Anabolic- Androgenic steroids are man made substances related to male sex hormones. Anabolic refers to muscle-building and androgenic refers to increased mascutine characteristics,steroids refer to the class of drugs. These drugs are available legally only by prescription, to treat conditions that occur when the body produces abnormally low amounts of testosterone, such as delayed puberty and some types of impotence. They are also prescriped to treat body wasting in patients with aids and other diseases that result in loss of lean muscle mass. Abuse of anabolic steroids, however can lead to serious health problems, some irreversible. Todays athlets and others abuse anabolic steriods to enhance performance and also to improve physical appearance. Anabolic steroids are taken orally or injected, typically in cycles of weeks or months (referred to as cycling) rather than continuously. Cycling involves taking multiple doses of steroids over a specific period of time, stopping for a period, and starting again. In addition, users often combine several different types of steroids to maximize negative effects.(referred to as stacking)
The major side effects from abusing anabolic steriods can include liver tumors and cancer, jaundice (yellowish pigmentation of skin, tissues, and body fluids) fluid retention, high blood pressure, increases in LDL (bad cholesterol), and decreases in HDL (good cholesterol) other side effects include kidney tumors, severe acne, and trembling. In addition, there are some gender- specific side effects:
1) FOR MEN- Shrinking of the testicles, reducd sperm count, infertility, baldness, development of breast, increased risk for prostate cancer.
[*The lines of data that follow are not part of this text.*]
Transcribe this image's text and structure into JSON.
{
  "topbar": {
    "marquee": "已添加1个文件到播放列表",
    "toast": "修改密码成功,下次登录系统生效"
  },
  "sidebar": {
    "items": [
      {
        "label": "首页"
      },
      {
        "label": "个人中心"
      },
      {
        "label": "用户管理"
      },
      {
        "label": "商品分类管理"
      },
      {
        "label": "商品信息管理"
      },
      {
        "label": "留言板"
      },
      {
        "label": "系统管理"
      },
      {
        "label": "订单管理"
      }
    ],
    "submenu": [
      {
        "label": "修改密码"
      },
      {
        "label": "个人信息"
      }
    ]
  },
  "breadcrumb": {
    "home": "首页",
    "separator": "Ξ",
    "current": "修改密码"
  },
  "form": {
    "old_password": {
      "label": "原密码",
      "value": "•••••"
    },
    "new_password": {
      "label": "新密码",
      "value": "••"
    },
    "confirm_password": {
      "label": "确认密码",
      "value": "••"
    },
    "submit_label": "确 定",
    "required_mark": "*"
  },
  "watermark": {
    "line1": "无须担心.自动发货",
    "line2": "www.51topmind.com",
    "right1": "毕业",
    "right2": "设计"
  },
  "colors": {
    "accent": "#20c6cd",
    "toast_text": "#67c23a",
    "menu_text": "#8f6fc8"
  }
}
3) FOR ADOLESCENTS- Growth halted prematurely through premature skeletal maturation and accelerated puberty chnges. This means that adolescents risk remaining short for the remainder of their lives if they take anabolic steroids before the typical adolescent growth spurt. In addition, people who injct anabolic steriods run the added risk of contracting or transmitting HIV/AIDS or hepatitis, which causes serious damage to the liver scientific side effects may result from abuse of anabolic steroids. Many users report feeling good about themselves while on anabolic steriods, but researches report that extreme mood swings also can occur, including manic like symptoms leading to iolence. Depression often is seen when the drugs are stopped and may contribute to dependence on anabolic steriods. Researchers report also that users may suffer from paranoid jealousy, extreme irrtabilty, delusions, and impaired judgement stemming from feelings of invincibility. Research also indicates that some users might turn to other drugs to alleviate some negative effects of anabolic steroids. For example, a study of 227 men admitted to a private treatment center for dependence on herion or other opiods found that 9.3% had abused anabolic steroids before trying any other illicit drug of these 9.3% 86% first used opioids to counteract insomnia and irritability resulting from the anabolic steroids.